## ASSIGNED TASK
Output the data verbatim, minus the images.

## SOURCE INFORMATION

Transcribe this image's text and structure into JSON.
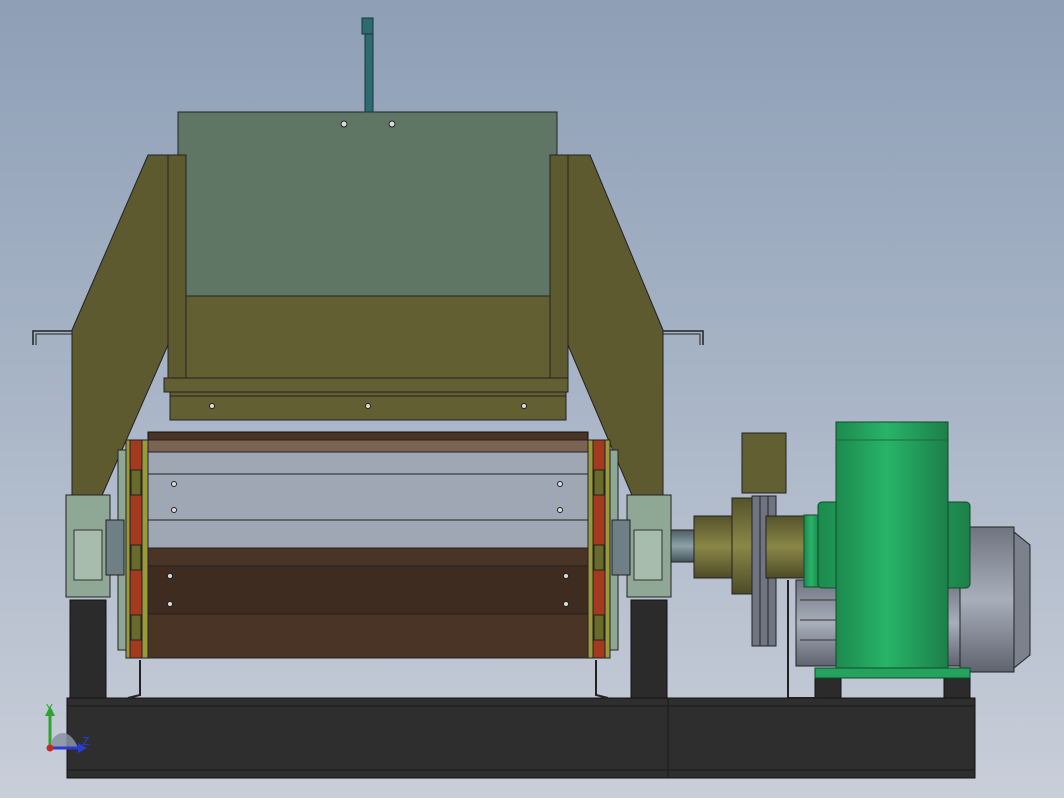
{
  "viewport": {
    "background_top": "#8e9fb6",
    "background_bottom": "#c9ced9"
  },
  "triad": {
    "y_label": "Y",
    "z_label": "Z",
    "y_color": "#2ea32e",
    "z_color": "#2a3bd6",
    "x_color": "#c62828"
  },
  "colors": {
    "hopper": "#5f7665",
    "olive": "#625f32",
    "olive_dark": "#4f4d29",
    "drum_brown": "#4a3426",
    "drum_steel": "#9fa6b4",
    "disc_red": "#a23a1f",
    "disc_yellow": "#9a9a3a",
    "bearing": "#8fa895",
    "frame": "#2e2e2e",
    "motor_green": "#24a35e",
    "motor_gray": "#8a8f9a",
    "shaft": "#6f7f86",
    "lever": "#2f6a6f"
  }
}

## RESULT OF THIS EXERCISE
Transcribe this image's text and structure into JSON.
{
  "viewport": {
    "background_top": "#8e9fb6",
    "background_bottom": "#c9ced9"
  },
  "triad": {
    "y_label": "Y",
    "z_label": "Z",
    "y_color": "#2ea32e",
    "z_color": "#2a3bd6",
    "x_color": "#c62828"
  },
  "colors": {
    "hopper": "#5f7665",
    "olive": "#625f32",
    "olive_dark": "#4f4d29",
    "drum_brown": "#4a3426",
    "drum_steel": "#9fa6b4",
    "disc_red": "#a23a1f",
    "disc_yellow": "#9a9a3a",
    "bearing": "#8fa895",
    "frame": "#2e2e2e",
    "motor_green": "#24a35e",
    "motor_gray": "#8a8f9a",
    "shaft": "#6f7f86",
    "lever": "#2f6a6f"
  }
}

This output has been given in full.